If only for this life we have hope in Christ, we are of all people most to be pitied. (1 Corinthians 15:19)
‘But what if it isn’t true and there isn’t a life to come? Won’t you regret missing out on the pleasures of this world? Won’t you be devastated to learn that in fact you didn’t need to give up your same-sex relationship after all?’ As a young Christian, I used to answer questions like these from friends by asserting that, even if it wasn’t true, well at least I’ll have lived a life of purpose, peace and meaning. No regrets.

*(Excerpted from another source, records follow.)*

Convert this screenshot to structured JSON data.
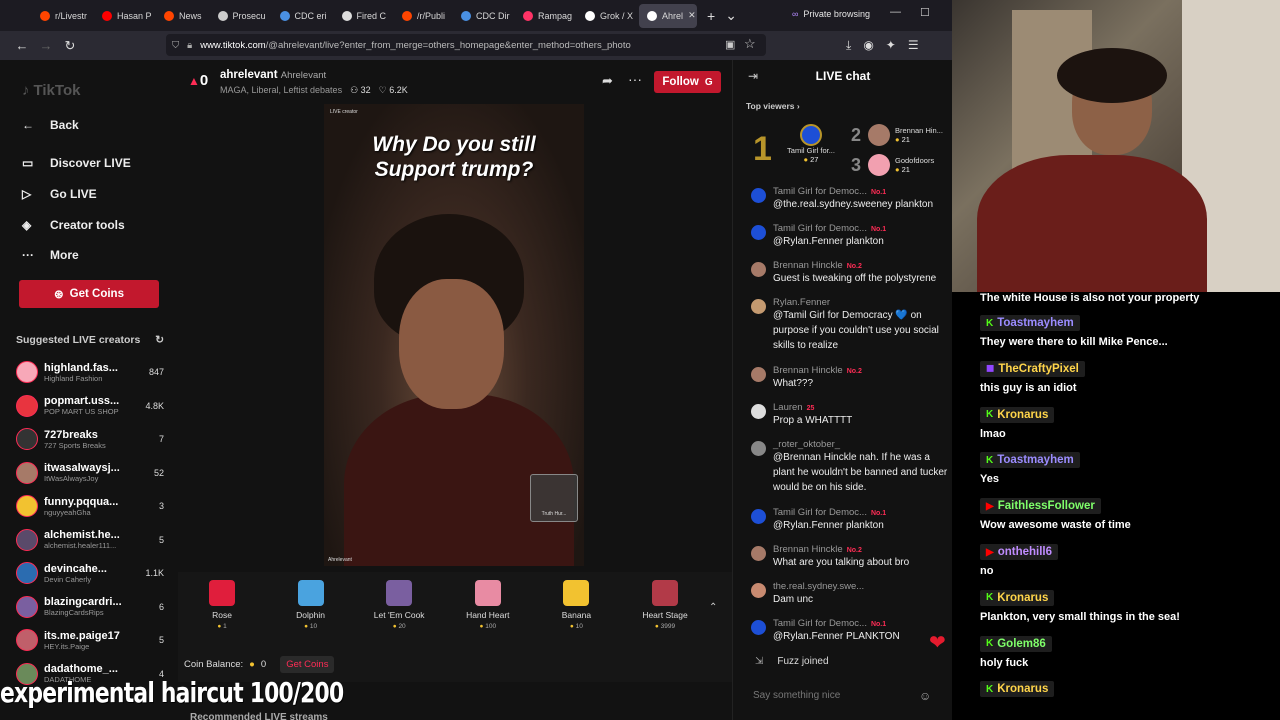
{
  "browser": {
    "tabs": [
      {
        "title": "r/Livestr",
        "color": "#ff4500"
      },
      {
        "title": "Hasan P",
        "color": "#ff0000"
      },
      {
        "title": "News",
        "color": "#ff4500"
      },
      {
        "title": "Prosecu",
        "color": "#cccccc"
      },
      {
        "title": "CDC eri",
        "color": "#4a90e2"
      },
      {
        "title": "Fired C",
        "color": "#dddddd"
      },
      {
        "title": "/r/Publi",
        "color": "#ff4500"
      },
      {
        "title": "CDC Dir",
        "color": "#4a90e2"
      },
      {
        "title": "Rampag",
        "color": "#ff3366"
      },
      {
        "title": "Grok / X",
        "color": "#ffffff"
      },
      {
        "title": "Ahrel",
        "color": "#ffffff"
      }
    ],
    "private_label": "Private browsing",
    "url_host": "www.tiktok.com",
    "url_path": "/@ahrelevant/live?enter_from_merge=others_homepage&enter_method=others_photo"
  },
  "sidebar": {
    "logo": "TikTok",
    "back": "Back",
    "discover": "Discover LIVE",
    "golive": "Go LIVE",
    "creator_tools": "Creator tools",
    "more": "More",
    "get_coins": "Get Coins",
    "suggested_title": "Suggested LIVE creators",
    "creators": [
      {
        "name": "highland.fas...",
        "sub": "Highland Fashion",
        "count": "847",
        "color": "#f7a8b8"
      },
      {
        "name": "popmart.uss...",
        "sub": "POP MART US SHOP",
        "count": "4.8K",
        "color": "#e8343f"
      },
      {
        "name": "727breaks",
        "sub": "727 Sports Breaks",
        "count": "7",
        "color": "#333333"
      },
      {
        "name": "itwasalwaysj...",
        "sub": "ItWasAlwaysJoy",
        "count": "52",
        "color": "#a67a68"
      },
      {
        "name": "funny.pqqua...",
        "sub": "nguyyeahGha",
        "count": "3",
        "color": "#f2c230"
      },
      {
        "name": "alchemist.he...",
        "sub": "alchemist.healer111...",
        "count": "5",
        "color": "#5a4a6a"
      },
      {
        "name": "devincahe...",
        "sub": "Devin Caherly",
        "count": "1.1K",
        "color": "#2b6cb0"
      },
      {
        "name": "blazingcardri...",
        "sub": "BlazingCardsRips",
        "count": "6",
        "color": "#7a5fa0"
      },
      {
        "name": "its.me.paige17",
        "sub": "HEY.its.Paige",
        "count": "5",
        "color": "#c05f6a"
      },
      {
        "name": "dadathome_...",
        "sub": "DADATHOME",
        "count": "4",
        "color": "#6a8a5a"
      }
    ]
  },
  "stream": {
    "viewer_count_badge": "0",
    "handle": "ahrelevant",
    "display_name": "Ahrelevant",
    "tags": "MAGA, Liberal, Leftist debates",
    "viewers": "32",
    "likes": "6.2K",
    "follow": "Follow",
    "caption_line1": "Why Do you still",
    "caption_line2": "Support trump?",
    "badge_text": "Truth Hur...",
    "video_label_top": "LIVE creator",
    "video_label_bottom": "Ahrelevant",
    "gifts": [
      {
        "name": "Rose",
        "price": "1",
        "color": "#e01e3c"
      },
      {
        "name": "Dolphin",
        "price": "10",
        "color": "#4aa3df"
      },
      {
        "name": "Let 'Em Cook",
        "price": "20",
        "color": "#7a5fa0"
      },
      {
        "name": "Hand Heart",
        "price": "100",
        "color": "#e88ba3"
      },
      {
        "name": "Banana",
        "price": "10",
        "color": "#f2c230"
      },
      {
        "name": "Heart Stage",
        "price": "3999",
        "color": "#b23a48"
      }
    ],
    "balance_label": "Coin Balance:",
    "balance_value": "0",
    "get_coins": "Get Coins",
    "recommended": "Recommended LIVE streams"
  },
  "chat": {
    "title": "LIVE chat",
    "top_viewers": "Top viewers",
    "top": [
      {
        "rank": "1",
        "name": "Tamil Girl for...",
        "coins": "27",
        "color": "#1d4fd6"
      },
      {
        "rank": "2",
        "name": "Brennan Hin...",
        "coins": "21",
        "color": "#a67a68"
      },
      {
        "rank": "3",
        "name": "Godofdoors",
        "coins": "21",
        "color": "#f2a0b0"
      }
    ],
    "messages": [
      {
        "user": "Tamil Girl for Democ...",
        "rank": "No.1",
        "text": "@the.real.sydney.sweeney plankton",
        "color": "#1d4fd6"
      },
      {
        "user": "Tamil Girl for Democ...",
        "rank": "No.1",
        "text": "@Rylan.Fenner plankton",
        "color": "#1d4fd6"
      },
      {
        "user": "Brennan Hinckle",
        "rank": "No.2",
        "text": "Guest is tweaking off the polystyrene",
        "color": "#a67a68"
      },
      {
        "user": "Rylan.Fenner",
        "rank": "",
        "text": "@Tamil Girl for Democracy 💙 on purpose if you couldn't use you social skills to realize",
        "color": "#c49a70"
      },
      {
        "user": "Brennan Hinckle",
        "rank": "No.2",
        "text": "What???",
        "color": "#a67a68"
      },
      {
        "user": "Lauren",
        "rank": "25",
        "text": "Prop a WHATTTT",
        "color": "#dddddd"
      },
      {
        "user": "_roter_oktober_",
        "rank": "",
        "text": "@Brennan Hinckle nah. If he was a plant he wouldn't be banned and tucker would be on his side.",
        "color": "#888888"
      },
      {
        "user": "Tamil Girl for Democ...",
        "rank": "No.1",
        "text": "@Rylan.Fenner plankton",
        "color": "#1d4fd6"
      },
      {
        "user": "Brennan Hinckle",
        "rank": "No.2",
        "text": "What are you talking about bro",
        "color": "#a67a68"
      },
      {
        "user": "the.real.sydney.swe...",
        "rank": "",
        "text": "Dam unc",
        "color": "#c88a70"
      },
      {
        "user": "Tamil Girl for Democ...",
        "rank": "No.1",
        "text": "@Rylan.Fenner PLANKTON",
        "color": "#1d4fd6"
      }
    ],
    "joined": "Fuzz joined",
    "placeholder": "Say something nice"
  },
  "overlay": {
    "top_text": "The white House is also not your property",
    "lines": [
      {
        "user": "Toastmayhem",
        "text": "They were there to kill Mike Pence...",
        "color": "#9b8cff",
        "platform": "kick"
      },
      {
        "user": "TheCraftyPixel",
        "text": "this guy is an idiot",
        "color": "#ffd54a",
        "platform": "twitch"
      },
      {
        "user": "Kronarus",
        "text": "lmao",
        "color": "#ffd54a",
        "platform": "kick"
      },
      {
        "user": "Toastmayhem",
        "text": "Yes",
        "color": "#9b8cff",
        "platform": "kick"
      },
      {
        "user": "FaithlessFollower",
        "text": "Wow awesome waste of time",
        "color": "#7fff6a",
        "platform": "youtube"
      },
      {
        "user": "onthehill6",
        "text": "no",
        "color": "#c08cff",
        "platform": "youtube"
      },
      {
        "user": "Kronarus",
        "text": "Plankton, very small things in the sea!",
        "color": "#ffd54a",
        "platform": "kick"
      },
      {
        "user": "Golem86",
        "text": "holy fuck",
        "color": "#7fff6a",
        "platform": "kick"
      },
      {
        "user": "Kronarus",
        "text": "",
        "color": "#ffd54a",
        "platform": "kick"
      }
    ]
  },
  "caption": "experimental haircut 100/200"
}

This way of thinking is not unlike what’s known as ‘Pascal’s Wager.’ The French philosopher argued that a rational person should live as though God exists. If God does not actually exist, such a person will suffer only a finite loss, forgoing, for example, certain pleasures and luxuries. But if God does exist, they stand to receive infinite gains (eternity in Heaven) and avoid infinite losses (eternity in Hell).

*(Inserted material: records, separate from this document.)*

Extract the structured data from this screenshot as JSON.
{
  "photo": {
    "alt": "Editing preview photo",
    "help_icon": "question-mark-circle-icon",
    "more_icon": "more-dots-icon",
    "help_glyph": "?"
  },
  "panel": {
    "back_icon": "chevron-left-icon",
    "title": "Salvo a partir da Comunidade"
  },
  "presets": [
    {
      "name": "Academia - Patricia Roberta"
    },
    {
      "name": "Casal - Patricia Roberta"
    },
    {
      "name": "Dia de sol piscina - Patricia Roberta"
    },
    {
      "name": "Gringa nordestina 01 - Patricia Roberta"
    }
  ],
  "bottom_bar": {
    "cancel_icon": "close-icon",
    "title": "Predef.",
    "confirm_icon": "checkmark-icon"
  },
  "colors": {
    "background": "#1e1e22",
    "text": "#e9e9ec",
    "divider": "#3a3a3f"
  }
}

I now realise that this way of thinking is completely out of step with the Apostle Paul’s arguments in 1 Corinthians 15. He clearly doesn’t hold to the view that if there’s no resurrection from the dead, well never mind as I’ve lived a great life here on earth – no regrets. Nor does he urge the Corinthian Christians to simply “take a punt” on there being a resurrection life to come.

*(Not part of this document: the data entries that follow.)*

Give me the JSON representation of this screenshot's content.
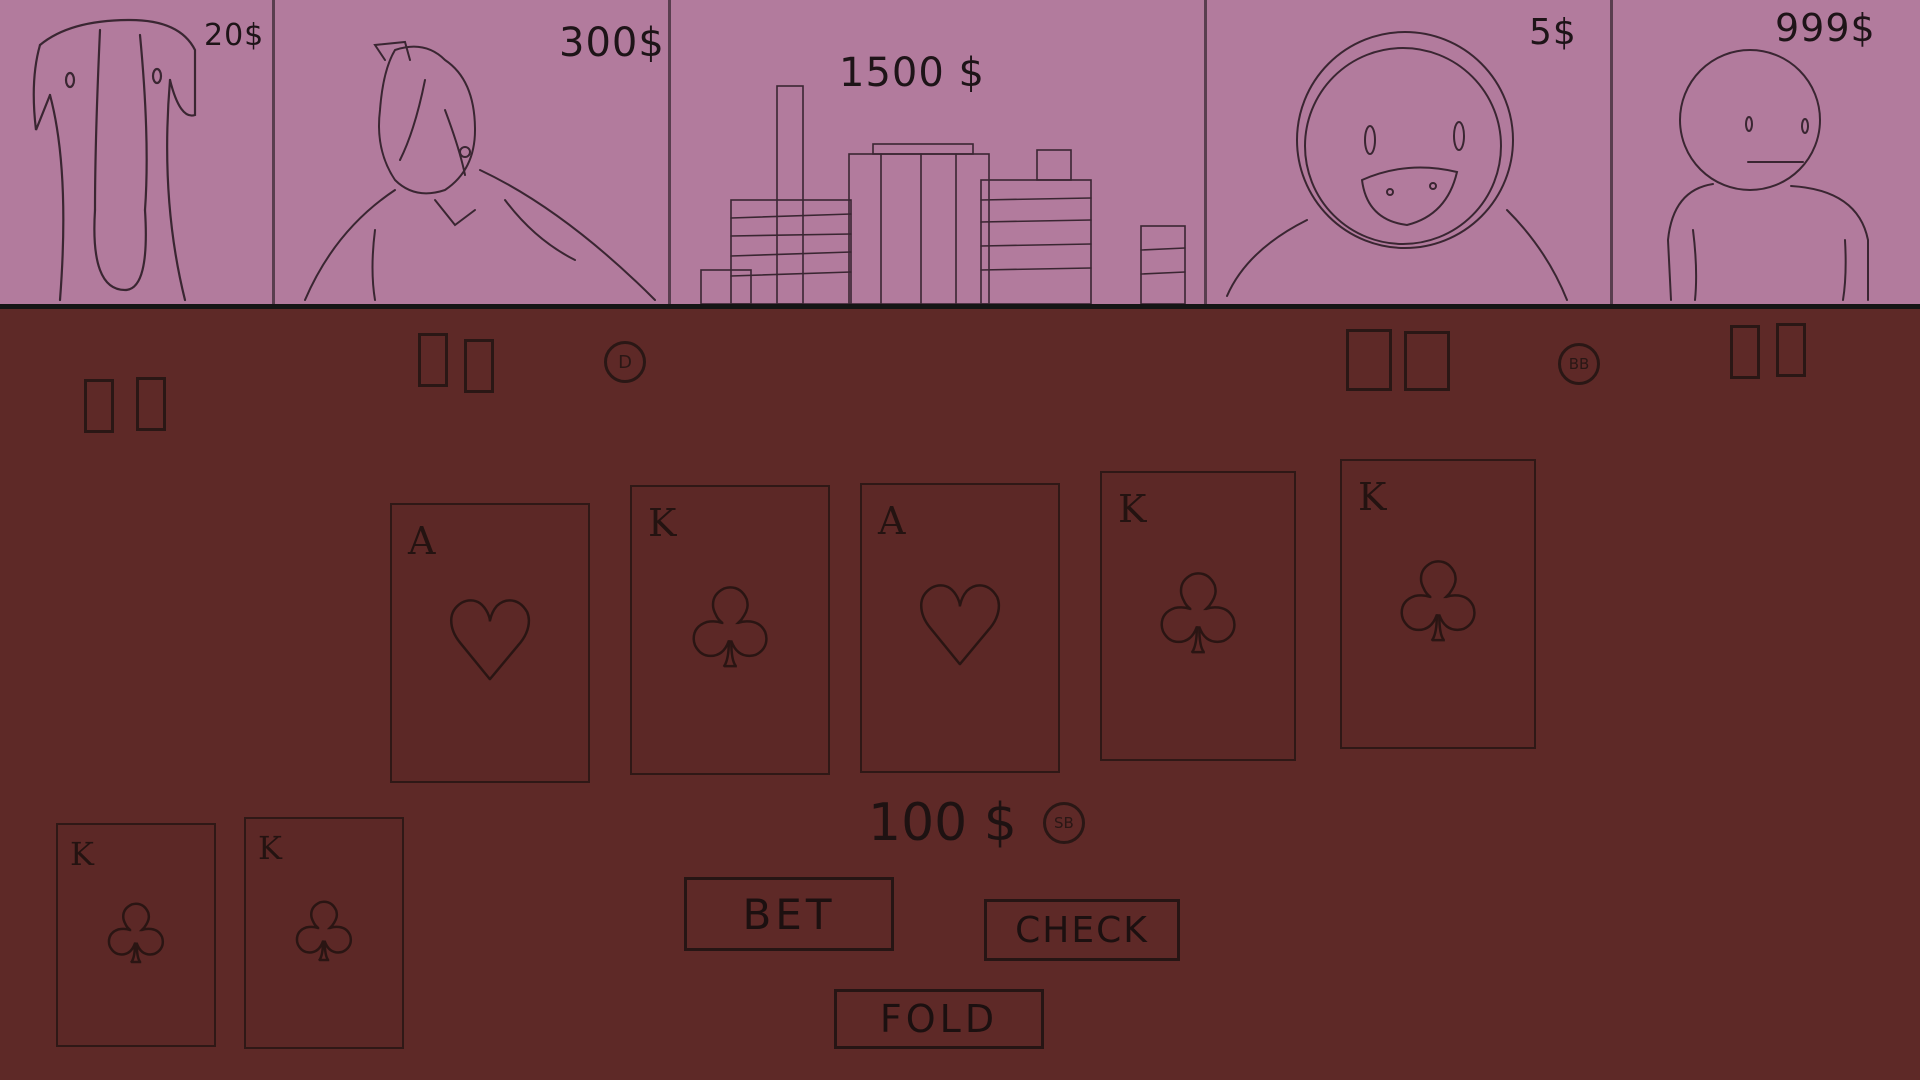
{
  "opponents": [
    {
      "name_icon": "dog-portrait-icon",
      "money": "20$"
    },
    {
      "name_icon": "girl-portrait-icon",
      "money": "300$"
    },
    {
      "name_icon": "city-skyline-icon",
      "money": "1500 $"
    },
    {
      "name_icon": "duck-portrait-icon",
      "money": "5$"
    },
    {
      "name_icon": "stick-figure-portrait-icon",
      "money": "999$"
    }
  ],
  "chips": {
    "dealer": "D",
    "big_blind": "BB",
    "small_blind": "SB"
  },
  "community_cards": [
    {
      "rank": "A",
      "suit": "♥"
    },
    {
      "rank": "K",
      "suit": "♣"
    },
    {
      "rank": "A",
      "suit": "♥"
    },
    {
      "rank": "K",
      "suit": "♣"
    },
    {
      "rank": "K",
      "suit": "♣"
    }
  ],
  "player_hand": [
    {
      "rank": "K",
      "suit": "♣"
    },
    {
      "rank": "K",
      "suit": "♣"
    }
  ],
  "pot": {
    "amount": "100 $"
  },
  "actions": {
    "bet": "BET",
    "check": "CHECK",
    "fold": "FOLD"
  },
  "colors": {
    "top_strip": "#b27b9d",
    "table": "#5e2927",
    "line": "#2a1715"
  }
}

No, Paul argues that if there were no resurrection of the dead, seven inevitable and catastrophic consequences would follow: 1) not even Christ could have been raised from death (v 13); 2) preaching Christ would be in vain (v 14); 3) faith in Christ would be in vain (v 14); 4) all the eyewitnesses and subsequent preachers of the resurrection would be liars who have misrepresented God (v 15); 5) nobody would be redeemed from sin and its penalty (v 17); 6) all earlier believers in Christ would have perished eternally (v 18) and 7) Christians would be the most pitiable people in the whole world (v 19).
Why ought we to be pitied? Well, because if there is no resurrection from the dead, then not even Christ has been raised. He’s still dead. And if he’s still dead, then evidently he has no authority over life and death. So for us to put our hope in him for resurrection to eternal life is utterly futile. The two resurrections – Christ’s and believers’ – stand or fall together. And if Christ didn’t rise from the dead, then it is pointless for you and I to take up our cross, deny ourselves and lose our lives for the sake of a dead man who claimed to be God. Rather we should focus on pursuing maximum wealth, pleasure and amusement in this life. “If the dead are not raised, ‘Let us eat and drink, for tomorrow we die’” (v 32).
But Christ did rise from the dead. Paul stresses “as of first importance” (v 3) the eye-witness evidence for the resurrection: “… that he was raised on the third day in accordance with the Scriptures, and that he appeared to Cephas, then to the twelve. Then he appeared to more than five hundred brothers at one time, most of whom are still alive, though some have fallen asleep. Then he appeared to James, then to all the apostles. Last of all, as to one untimely born, he appeared also to me” (v 4-8).
The evidence for the resurrection is overwhelming. And it really is worth giving everything in order to follow the one who declares in Revelation 1:18, “I am the first and the last, and the living one. I died, and behold I am alive forevermore, and I have the keys of Death and Hades.”